## EXERCISE BRIEF:
Search the listing for the word "label" and copy every line where it turns up.

□ □ □ □

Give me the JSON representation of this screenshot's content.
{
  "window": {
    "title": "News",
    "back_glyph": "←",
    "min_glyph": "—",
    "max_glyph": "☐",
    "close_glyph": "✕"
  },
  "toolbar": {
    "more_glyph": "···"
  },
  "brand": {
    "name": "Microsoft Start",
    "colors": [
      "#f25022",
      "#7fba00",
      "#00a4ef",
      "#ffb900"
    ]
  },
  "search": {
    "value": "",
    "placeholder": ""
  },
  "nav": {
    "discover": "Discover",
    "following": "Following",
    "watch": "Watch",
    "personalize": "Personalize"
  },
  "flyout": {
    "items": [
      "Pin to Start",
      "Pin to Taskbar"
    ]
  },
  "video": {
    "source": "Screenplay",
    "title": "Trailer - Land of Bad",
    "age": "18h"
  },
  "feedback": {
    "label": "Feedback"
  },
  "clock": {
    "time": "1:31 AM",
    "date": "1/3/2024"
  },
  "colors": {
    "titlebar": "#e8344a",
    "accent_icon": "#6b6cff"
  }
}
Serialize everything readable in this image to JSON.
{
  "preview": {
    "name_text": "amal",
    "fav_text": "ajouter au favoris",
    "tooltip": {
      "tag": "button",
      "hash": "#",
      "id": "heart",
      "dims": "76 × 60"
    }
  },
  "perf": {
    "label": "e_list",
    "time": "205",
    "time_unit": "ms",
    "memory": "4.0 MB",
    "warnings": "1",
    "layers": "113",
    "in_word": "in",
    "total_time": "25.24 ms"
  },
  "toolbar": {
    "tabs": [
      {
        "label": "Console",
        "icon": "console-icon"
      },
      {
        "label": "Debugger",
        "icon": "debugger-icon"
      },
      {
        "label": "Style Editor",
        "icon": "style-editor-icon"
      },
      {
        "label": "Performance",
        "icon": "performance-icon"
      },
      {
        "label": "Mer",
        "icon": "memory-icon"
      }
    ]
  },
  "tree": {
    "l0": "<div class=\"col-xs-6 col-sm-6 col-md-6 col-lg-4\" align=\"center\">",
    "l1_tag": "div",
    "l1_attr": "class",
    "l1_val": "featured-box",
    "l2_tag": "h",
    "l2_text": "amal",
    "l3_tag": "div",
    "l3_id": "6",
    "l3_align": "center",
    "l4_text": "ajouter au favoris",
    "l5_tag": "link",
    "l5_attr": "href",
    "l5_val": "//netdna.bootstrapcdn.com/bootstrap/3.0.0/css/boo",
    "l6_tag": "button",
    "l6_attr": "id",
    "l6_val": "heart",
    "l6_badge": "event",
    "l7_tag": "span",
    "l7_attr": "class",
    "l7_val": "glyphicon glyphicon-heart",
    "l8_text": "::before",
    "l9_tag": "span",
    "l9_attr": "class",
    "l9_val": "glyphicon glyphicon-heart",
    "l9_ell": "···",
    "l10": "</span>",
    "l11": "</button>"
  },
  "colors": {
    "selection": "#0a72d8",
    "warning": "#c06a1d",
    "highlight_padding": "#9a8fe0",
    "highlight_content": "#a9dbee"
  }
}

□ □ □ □

## TASK RESULT:
    "label": "Feedback"
    "label": "e_list",
        "label": "Console",
        "label": "Debugger",
        "label": "Style Editor",
        "label": "Performance",
        "label": "Mer",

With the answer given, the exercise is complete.